* **ASSIGNMENT**
For the records below, count the lines containing the word "label" and reply with the number alone.

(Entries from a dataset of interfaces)
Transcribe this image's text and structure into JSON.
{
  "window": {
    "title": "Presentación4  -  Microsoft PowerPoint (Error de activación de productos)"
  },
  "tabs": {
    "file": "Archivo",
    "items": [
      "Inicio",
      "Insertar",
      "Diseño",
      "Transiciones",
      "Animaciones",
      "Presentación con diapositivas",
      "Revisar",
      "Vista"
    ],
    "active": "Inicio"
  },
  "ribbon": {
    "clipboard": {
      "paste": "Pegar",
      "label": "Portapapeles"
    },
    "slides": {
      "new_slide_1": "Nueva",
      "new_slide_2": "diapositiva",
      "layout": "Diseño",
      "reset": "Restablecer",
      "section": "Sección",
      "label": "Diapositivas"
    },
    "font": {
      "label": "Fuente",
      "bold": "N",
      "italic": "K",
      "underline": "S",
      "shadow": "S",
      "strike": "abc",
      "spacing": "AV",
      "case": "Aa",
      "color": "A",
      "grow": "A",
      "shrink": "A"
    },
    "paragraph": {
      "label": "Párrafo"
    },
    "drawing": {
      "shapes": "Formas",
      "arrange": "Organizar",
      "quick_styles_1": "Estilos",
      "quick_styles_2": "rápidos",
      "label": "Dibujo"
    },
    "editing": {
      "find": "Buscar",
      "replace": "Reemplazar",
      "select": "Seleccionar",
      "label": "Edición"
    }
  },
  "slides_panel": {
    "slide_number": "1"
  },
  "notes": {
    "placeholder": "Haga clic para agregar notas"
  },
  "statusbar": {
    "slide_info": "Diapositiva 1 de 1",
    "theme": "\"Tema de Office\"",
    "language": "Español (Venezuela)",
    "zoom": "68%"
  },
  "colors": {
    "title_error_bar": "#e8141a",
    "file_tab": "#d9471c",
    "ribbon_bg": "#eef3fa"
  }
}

* **RESPONSE AREA**
6